THIS amused me: the new wristbands containing all sorts of lovely electronic gizmos to aid in monitoring your health actually make you ill. Fitbit, the company that makes them, apparently forgot about how you’ve got to be careful of the nickel content of something that you’re going to put onto a human being who then starts sweating:
Fitbit, a maker of wristbands that track physical fitness, says it is “helping people lead healthier, more active lives.” But complaints continue to mount from users who say Fitbit’s newest product, the Force band, is causing blisters, rashes and itchy dry patches on their wrists.
User forums on Fitbit.com, the website of the San Francisco company that also makes other wearable devices, include hundreds of comments about skin problems from wearers of the $129 Force.
One woman said she developed a burn-like red patch on her wrist that required medical treatment after wearing the wristband for seven weeks.

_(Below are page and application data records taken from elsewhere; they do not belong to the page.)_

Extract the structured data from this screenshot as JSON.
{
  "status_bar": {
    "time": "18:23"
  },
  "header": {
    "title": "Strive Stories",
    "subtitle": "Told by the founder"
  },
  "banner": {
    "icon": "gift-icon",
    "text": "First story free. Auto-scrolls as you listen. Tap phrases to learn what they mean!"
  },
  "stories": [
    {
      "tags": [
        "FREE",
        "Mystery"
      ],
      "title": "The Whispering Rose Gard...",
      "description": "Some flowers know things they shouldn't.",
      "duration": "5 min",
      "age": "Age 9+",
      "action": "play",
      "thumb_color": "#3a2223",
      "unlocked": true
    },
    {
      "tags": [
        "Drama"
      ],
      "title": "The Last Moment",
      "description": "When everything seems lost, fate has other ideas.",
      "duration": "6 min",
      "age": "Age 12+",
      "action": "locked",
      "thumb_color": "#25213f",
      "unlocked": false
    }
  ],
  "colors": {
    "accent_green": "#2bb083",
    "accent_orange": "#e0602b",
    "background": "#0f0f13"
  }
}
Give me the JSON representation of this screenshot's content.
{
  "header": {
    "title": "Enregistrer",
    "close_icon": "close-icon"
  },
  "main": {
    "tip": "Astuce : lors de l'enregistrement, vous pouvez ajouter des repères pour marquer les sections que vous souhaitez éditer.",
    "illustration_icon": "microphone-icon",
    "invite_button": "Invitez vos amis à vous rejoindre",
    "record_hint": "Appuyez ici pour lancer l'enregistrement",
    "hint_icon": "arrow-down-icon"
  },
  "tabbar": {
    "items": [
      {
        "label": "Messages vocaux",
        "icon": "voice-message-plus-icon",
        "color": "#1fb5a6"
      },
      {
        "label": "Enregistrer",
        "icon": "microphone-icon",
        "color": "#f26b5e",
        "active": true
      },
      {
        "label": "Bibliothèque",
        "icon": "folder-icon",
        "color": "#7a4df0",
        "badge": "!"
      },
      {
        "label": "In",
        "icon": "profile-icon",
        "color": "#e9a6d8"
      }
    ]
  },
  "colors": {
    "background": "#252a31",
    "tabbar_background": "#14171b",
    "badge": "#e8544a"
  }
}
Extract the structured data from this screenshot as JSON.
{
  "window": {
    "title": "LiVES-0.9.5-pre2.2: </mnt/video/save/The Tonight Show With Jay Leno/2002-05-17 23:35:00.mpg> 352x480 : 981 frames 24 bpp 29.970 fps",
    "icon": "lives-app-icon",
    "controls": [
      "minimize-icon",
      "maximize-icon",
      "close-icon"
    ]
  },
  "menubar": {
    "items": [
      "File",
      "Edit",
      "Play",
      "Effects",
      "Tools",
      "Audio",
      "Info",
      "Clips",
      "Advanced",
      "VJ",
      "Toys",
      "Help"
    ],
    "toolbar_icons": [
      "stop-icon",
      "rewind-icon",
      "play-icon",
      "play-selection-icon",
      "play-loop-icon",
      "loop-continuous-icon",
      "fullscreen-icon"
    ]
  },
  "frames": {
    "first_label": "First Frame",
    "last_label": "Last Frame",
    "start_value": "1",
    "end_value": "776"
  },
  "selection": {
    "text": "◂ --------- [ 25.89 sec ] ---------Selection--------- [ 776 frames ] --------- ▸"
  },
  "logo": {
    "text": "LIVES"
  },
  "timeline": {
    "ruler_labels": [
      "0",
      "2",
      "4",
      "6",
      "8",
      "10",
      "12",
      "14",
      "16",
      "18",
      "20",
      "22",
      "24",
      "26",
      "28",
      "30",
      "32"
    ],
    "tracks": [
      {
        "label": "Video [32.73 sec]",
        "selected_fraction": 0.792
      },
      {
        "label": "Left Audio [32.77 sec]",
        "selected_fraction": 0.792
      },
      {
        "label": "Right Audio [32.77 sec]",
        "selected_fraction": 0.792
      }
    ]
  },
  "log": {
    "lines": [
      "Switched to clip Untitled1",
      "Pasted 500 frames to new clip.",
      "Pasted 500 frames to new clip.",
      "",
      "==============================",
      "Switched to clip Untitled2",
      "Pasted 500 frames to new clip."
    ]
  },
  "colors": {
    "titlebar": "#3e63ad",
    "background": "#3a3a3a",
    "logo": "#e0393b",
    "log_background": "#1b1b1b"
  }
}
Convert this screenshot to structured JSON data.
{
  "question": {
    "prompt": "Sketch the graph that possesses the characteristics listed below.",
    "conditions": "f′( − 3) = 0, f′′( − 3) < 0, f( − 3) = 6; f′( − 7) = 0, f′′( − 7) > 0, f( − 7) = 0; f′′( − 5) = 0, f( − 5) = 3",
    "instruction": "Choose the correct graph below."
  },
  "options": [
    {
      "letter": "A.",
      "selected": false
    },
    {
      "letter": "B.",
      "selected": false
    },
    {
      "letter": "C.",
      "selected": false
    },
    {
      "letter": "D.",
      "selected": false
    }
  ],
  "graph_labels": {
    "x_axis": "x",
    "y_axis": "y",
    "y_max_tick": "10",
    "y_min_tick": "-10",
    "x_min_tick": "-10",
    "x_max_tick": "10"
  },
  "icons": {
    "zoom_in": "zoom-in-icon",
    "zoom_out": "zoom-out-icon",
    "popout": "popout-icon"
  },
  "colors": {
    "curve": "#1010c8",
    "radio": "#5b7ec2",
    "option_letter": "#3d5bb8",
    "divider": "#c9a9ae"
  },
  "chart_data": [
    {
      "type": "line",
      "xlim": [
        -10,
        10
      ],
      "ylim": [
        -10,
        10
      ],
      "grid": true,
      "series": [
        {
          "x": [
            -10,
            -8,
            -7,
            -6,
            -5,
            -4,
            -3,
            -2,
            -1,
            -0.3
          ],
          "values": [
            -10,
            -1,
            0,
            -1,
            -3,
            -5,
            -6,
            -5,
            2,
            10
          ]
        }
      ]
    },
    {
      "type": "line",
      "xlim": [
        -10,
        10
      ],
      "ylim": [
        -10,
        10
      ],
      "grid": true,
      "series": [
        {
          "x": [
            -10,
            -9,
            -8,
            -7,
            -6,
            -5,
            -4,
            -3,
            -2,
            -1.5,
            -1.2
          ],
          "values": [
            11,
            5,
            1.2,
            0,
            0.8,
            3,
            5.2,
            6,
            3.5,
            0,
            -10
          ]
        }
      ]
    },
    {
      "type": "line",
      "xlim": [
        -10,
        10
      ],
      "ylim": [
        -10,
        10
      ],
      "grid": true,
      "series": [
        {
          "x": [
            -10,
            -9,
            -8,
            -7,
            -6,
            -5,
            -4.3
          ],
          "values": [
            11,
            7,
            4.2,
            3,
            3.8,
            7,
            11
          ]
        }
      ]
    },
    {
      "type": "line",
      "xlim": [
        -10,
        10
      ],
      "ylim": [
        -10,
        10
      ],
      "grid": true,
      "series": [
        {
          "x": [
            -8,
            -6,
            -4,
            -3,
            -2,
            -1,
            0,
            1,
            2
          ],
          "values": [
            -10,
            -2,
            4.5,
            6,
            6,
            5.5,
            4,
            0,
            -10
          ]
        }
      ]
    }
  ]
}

She said Fitbit offered her a financial settlement, which she declined.
The basic problem is well known: so well known in the industry that it’s something of a surprise that the company has let itself get caught out this way.
Some 20-30% of the population are sensitive (ie, allergic, but not very much) to nickel. And usually, if you want to make something out of iron but you want it to last, then you make it out of steel. And one way to make good looking shiny shiny steel is to make nickel steel.
But! Obviously, you don’t really want to do that with something that people are going to wear next to their skin for long periods of time. So, instead, you make your watchesn’stuff out of different alloy formulations, perhaps chrome steel.
Just a pity Fitbit didn’t think of this earlier really.
However, this isn’t as bad as what our dear and beloved European Union did to us with the euro:
Euros break the European Union’s own rules. The currency, adopted by most of Europe at the beginning of this year, can release up to 320 times the amount of nickel that European Union (EU) regulations say triggers skin reactions in people allergic to the metal.
This is one of the highest rates of nickel release ever measured for any coins. Frank Nestle of the University of Zurich in Switzerland and colleagues have now worked out why – and it’s not just that the new coins contain too much nickel.
In a sweaty palm, each coin is like a tiny battery, Nestle’s team shows. When sweat gets between the two different alloys of the central pill and outer ring of 1- and 2-euro pieces, metal ions flow between them. This makes the coins corrode, releasing nickel ions, which can set off itching and redness in up to 30% of the population.
Yep, they’re actively trying to poison us all with their new coins.